» ASSIGNMENT: Quote the records beneath, complete and exact. Leave out images.

*** PROVIDED INFORMATION

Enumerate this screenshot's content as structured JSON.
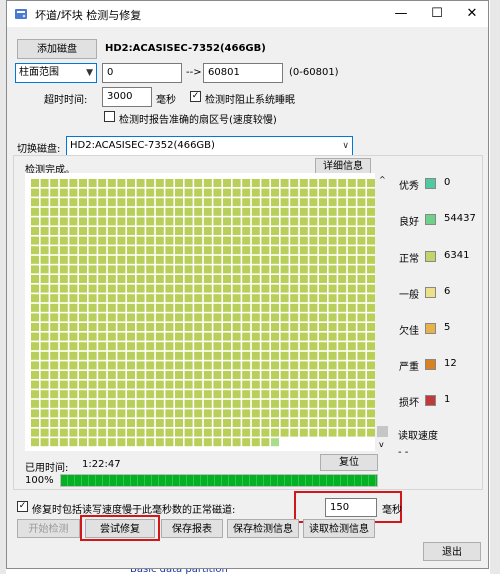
{
  "window": {
    "title": "坏道/坏块 检测与修复"
  },
  "titlebar_buttons": [
    "—",
    "☐",
    "✕"
  ],
  "toolbar": {
    "add_disk_label": "添加磁盘",
    "disk_name": "HD2:ACASISEC-7352(466GB)",
    "range_mode": "柱面范围",
    "range_start": "0",
    "range_arrow": "-->",
    "range_end": "60801",
    "range_hint": "(0-60801)",
    "timeout_label": "超时时间:",
    "timeout_value": "3000",
    "timeout_unit": "毫秒",
    "prevent_sleep_label": "检测时阻止系统睡眠",
    "prevent_sleep_checked": true,
    "report_sector_label": "检测时报告准确的扇区号(速度较慢)",
    "report_sector_checked": false
  },
  "switch": {
    "label": "切换磁盘:",
    "disk": "HD2:ACASISEC-7352(466GB)"
  },
  "scan": {
    "status": "检测完成。",
    "detail_button": "详细信息",
    "block_colors": {
      "good": "#b8cf5a",
      "fine": "#a9dc8c",
      "border": "#ffffff"
    }
  },
  "legend": [
    {
      "label": "优秀",
      "value": "0",
      "color": "#4fc9a0"
    },
    {
      "label": "良好",
      "value": "54437",
      "color": "#6fd08a"
    },
    {
      "label": "正常",
      "value": "6341",
      "color": "#c3d56a"
    },
    {
      "label": "一般",
      "value": "6",
      "color": "#ede08a"
    },
    {
      "label": "欠佳",
      "value": "5",
      "color": "#e8b24a"
    },
    {
      "label": "严重",
      "value": "12",
      "color": "#d98220"
    },
    {
      "label": "损坏",
      "value": "1",
      "color": "#c03a3a"
    }
  ],
  "read_speed": {
    "label": "读取速度",
    "value": "- -"
  },
  "elapsed": {
    "label": "已用时间:",
    "value": "1:22:47",
    "reset_button": "复位"
  },
  "progress": {
    "percent_label": "100%",
    "fraction": 1.0
  },
  "repair": {
    "checkbox_label": "修复时包括读写速度慢于此毫秒数的正常磁道:",
    "checked": true,
    "threshold": "150",
    "unit": "毫秒"
  },
  "actions": {
    "start": "开始检测",
    "try_repair": "尝试修复",
    "save_report": "保存报表",
    "save_info": "保存检测信息",
    "load_info": "读取检测信息",
    "exit": "退出"
  },
  "background": {
    "bottom_text": "Basic data partition"
  }
}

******

» ANSWER TO THIS TASK:
Enumerate this screenshot's content as structured JSON.
{
  "window": {
    "title": "坏道/坏块 检测与修复"
  },
  "titlebar_buttons": [
    "—",
    "☐",
    "✕"
  ],
  "toolbar": {
    "add_disk_label": "添加磁盘",
    "disk_name": "HD2:ACASISEC-7352(466GB)",
    "range_mode": "柱面范围",
    "range_start": "0",
    "range_arrow": "-->",
    "range_end": "60801",
    "range_hint": "(0-60801)",
    "timeout_label": "超时时间:",
    "timeout_value": "3000",
    "timeout_unit": "毫秒",
    "prevent_sleep_label": "检测时阻止系统睡眠",
    "prevent_sleep_checked": true,
    "report_sector_label": "检测时报告准确的扇区号(速度较慢)",
    "report_sector_checked": false
  },
  "switch": {
    "label": "切换磁盘:",
    "disk": "HD2:ACASISEC-7352(466GB)"
  },
  "scan": {
    "status": "检测完成。",
    "detail_button": "详细信息",
    "block_colors": {
      "good": "#b8cf5a",
      "fine": "#a9dc8c",
      "border": "#ffffff"
    }
  },
  "legend": [
    {
      "label": "优秀",
      "value": "0",
      "color": "#4fc9a0"
    },
    {
      "label": "良好",
      "value": "54437",
      "color": "#6fd08a"
    },
    {
      "label": "正常",
      "value": "6341",
      "color": "#c3d56a"
    },
    {
      "label": "一般",
      "value": "6",
      "color": "#ede08a"
    },
    {
      "label": "欠佳",
      "value": "5",
      "color": "#e8b24a"
    },
    {
      "label": "严重",
      "value": "12",
      "color": "#d98220"
    },
    {
      "label": "损坏",
      "value": "1",
      "color": "#c03a3a"
    }
  ],
  "read_speed": {
    "label": "读取速度",
    "value": "- -"
  },
  "elapsed": {
    "label": "已用时间:",
    "value": "1:22:47",
    "reset_button": "复位"
  },
  "progress": {
    "percent_label": "100%",
    "fraction": 1.0
  },
  "repair": {
    "checkbox_label": "修复时包括读写速度慢于此毫秒数的正常磁道:",
    "checked": true,
    "threshold": "150",
    "unit": "毫秒"
  },
  "actions": {
    "start": "开始检测",
    "try_repair": "尝试修复",
    "save_report": "保存报表",
    "save_info": "保存检测信息",
    "load_info": "读取检测信息",
    "exit": "退出"
  },
  "background": {
    "bottom_text": "Basic data partition"
  }
}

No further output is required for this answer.